-- Data for processing follows --
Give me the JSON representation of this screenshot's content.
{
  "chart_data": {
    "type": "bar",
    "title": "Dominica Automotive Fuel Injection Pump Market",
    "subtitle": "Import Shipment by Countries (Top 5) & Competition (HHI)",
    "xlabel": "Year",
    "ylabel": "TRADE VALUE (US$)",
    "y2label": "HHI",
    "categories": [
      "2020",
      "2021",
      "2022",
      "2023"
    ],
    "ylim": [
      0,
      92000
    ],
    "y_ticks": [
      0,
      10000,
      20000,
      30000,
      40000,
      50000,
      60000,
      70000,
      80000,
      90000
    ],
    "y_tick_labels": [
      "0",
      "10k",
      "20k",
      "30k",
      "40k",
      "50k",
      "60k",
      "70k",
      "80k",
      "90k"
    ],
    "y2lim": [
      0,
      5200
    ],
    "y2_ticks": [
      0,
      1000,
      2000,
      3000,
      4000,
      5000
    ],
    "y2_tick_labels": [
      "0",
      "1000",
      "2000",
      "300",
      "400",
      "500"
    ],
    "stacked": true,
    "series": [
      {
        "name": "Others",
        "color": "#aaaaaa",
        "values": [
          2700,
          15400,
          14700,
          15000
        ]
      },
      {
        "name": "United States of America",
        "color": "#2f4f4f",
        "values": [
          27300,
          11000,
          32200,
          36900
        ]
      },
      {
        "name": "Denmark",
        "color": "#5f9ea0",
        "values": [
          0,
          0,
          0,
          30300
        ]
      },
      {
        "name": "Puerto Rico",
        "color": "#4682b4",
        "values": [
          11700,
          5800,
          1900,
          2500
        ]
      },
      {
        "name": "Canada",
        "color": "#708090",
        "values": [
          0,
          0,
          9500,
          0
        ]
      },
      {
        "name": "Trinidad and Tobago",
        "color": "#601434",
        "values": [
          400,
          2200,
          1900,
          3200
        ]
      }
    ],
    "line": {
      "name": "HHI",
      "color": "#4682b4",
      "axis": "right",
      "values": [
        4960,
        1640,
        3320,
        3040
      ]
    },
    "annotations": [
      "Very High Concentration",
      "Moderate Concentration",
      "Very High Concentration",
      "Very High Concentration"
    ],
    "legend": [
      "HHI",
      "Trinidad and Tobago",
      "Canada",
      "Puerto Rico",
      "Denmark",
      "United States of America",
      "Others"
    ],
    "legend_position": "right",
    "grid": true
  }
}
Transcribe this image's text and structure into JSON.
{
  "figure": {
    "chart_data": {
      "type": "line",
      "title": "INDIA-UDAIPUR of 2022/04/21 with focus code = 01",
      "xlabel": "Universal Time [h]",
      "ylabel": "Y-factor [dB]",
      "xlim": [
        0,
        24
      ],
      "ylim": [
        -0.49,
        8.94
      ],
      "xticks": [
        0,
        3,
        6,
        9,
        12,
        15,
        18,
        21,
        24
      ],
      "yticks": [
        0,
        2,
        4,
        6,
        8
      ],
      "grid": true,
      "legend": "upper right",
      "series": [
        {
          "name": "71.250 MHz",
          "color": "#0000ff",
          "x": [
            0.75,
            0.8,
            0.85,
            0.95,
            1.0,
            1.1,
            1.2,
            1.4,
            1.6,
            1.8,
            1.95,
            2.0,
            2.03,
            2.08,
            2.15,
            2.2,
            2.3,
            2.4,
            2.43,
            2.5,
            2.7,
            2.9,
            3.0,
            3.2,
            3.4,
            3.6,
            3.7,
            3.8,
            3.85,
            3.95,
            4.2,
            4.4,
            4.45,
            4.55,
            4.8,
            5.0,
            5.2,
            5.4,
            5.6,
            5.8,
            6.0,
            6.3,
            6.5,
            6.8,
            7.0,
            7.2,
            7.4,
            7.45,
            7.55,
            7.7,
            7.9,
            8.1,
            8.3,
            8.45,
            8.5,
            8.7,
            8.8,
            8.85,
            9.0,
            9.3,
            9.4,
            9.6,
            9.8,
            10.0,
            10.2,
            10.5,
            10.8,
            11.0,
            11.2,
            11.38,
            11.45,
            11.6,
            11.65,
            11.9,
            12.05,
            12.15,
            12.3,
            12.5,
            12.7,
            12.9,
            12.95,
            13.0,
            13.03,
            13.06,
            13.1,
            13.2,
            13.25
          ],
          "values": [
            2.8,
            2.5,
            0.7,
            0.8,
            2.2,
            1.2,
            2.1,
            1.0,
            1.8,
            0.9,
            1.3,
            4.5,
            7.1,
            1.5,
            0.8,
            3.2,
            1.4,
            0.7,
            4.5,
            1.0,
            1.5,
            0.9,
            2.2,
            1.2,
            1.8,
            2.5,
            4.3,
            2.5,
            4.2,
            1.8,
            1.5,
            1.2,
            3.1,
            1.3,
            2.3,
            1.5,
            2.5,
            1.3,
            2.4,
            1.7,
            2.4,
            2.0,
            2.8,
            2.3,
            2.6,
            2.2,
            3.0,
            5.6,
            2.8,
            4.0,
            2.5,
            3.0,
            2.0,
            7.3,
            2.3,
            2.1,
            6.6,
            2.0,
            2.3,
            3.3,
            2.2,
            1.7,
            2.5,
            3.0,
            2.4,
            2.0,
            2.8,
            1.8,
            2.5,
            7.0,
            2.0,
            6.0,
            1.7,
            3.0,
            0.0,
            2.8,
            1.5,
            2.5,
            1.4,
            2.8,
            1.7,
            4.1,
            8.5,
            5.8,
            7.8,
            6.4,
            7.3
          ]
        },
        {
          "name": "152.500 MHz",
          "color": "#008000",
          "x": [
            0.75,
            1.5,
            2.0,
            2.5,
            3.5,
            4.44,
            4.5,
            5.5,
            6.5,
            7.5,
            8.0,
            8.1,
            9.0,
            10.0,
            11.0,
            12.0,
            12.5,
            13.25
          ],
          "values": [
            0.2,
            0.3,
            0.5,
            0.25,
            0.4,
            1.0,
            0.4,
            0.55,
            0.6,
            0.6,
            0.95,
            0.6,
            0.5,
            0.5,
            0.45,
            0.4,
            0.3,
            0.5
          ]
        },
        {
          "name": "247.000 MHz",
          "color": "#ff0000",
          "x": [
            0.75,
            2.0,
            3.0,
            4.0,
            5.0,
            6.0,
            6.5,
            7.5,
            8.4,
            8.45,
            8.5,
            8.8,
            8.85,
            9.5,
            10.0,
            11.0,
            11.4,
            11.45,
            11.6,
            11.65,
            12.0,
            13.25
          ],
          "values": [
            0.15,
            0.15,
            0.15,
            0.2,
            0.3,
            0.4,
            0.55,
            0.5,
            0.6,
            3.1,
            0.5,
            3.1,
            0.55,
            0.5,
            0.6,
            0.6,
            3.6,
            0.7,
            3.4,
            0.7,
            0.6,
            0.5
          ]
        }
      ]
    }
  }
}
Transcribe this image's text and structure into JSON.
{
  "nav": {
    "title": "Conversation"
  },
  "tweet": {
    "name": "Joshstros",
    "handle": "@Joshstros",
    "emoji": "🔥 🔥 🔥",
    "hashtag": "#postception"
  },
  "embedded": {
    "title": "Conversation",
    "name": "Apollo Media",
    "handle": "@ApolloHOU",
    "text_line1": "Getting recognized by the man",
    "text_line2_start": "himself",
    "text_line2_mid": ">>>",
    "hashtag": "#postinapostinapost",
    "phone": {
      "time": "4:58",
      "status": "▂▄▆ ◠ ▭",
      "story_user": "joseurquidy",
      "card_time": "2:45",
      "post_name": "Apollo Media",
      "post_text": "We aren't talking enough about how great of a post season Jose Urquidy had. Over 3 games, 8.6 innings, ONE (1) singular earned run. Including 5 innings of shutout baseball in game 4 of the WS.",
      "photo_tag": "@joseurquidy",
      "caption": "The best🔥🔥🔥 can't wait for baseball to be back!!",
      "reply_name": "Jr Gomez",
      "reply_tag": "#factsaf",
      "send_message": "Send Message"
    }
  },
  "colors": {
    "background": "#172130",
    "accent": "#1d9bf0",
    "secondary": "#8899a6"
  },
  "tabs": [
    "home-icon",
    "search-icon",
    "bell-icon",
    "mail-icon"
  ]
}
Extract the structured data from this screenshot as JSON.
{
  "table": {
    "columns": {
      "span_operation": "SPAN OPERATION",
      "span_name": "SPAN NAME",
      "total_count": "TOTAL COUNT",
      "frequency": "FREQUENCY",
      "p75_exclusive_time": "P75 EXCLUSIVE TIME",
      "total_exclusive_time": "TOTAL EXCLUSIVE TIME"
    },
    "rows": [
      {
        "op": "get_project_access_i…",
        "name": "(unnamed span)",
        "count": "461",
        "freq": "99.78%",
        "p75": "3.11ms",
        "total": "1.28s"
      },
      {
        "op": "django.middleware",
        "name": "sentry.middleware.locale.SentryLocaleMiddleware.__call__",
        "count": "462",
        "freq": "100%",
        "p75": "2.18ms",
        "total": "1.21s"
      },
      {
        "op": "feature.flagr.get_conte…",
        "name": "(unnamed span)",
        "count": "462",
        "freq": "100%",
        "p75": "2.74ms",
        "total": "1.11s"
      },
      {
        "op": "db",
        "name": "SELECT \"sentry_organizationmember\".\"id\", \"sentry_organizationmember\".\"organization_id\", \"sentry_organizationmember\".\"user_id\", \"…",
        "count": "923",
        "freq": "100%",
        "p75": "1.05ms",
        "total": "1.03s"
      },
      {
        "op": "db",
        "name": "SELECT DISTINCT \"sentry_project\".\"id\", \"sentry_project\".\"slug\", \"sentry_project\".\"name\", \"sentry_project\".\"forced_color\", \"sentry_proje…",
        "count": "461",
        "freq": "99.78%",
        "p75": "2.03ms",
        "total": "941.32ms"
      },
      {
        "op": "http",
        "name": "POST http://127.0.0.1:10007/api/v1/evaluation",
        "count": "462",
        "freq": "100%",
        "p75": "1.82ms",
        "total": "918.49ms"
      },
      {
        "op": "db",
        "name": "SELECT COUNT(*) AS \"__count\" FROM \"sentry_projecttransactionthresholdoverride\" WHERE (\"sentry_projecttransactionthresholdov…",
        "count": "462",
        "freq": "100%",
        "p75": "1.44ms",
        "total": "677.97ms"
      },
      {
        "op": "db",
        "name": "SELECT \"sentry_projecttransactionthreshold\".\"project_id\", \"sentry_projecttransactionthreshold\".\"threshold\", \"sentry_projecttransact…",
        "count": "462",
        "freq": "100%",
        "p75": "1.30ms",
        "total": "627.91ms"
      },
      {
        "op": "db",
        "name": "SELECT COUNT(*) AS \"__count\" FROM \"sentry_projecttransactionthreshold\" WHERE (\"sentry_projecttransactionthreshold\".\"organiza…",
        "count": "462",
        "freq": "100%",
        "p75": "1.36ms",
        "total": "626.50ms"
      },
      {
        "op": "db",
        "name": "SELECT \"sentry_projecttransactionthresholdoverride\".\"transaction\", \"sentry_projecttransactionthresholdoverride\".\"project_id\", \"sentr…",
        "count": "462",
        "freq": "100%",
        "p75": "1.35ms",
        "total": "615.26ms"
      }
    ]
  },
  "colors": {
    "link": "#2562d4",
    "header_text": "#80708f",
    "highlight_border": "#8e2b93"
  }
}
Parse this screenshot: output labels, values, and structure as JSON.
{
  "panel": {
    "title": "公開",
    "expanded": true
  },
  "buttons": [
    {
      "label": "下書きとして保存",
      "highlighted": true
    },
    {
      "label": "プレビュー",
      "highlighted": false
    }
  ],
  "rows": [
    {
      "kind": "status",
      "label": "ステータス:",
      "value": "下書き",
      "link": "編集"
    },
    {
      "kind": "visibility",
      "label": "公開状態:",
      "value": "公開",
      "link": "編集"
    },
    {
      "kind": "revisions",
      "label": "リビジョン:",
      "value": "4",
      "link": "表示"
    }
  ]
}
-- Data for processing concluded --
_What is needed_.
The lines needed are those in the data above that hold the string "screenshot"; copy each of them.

_Written solution_.
Give me the JSON representation of this screenshot's content.
Extract the structured data from this screenshot as JSON.
Parse this screenshot: output labels, values, and structure as JSON.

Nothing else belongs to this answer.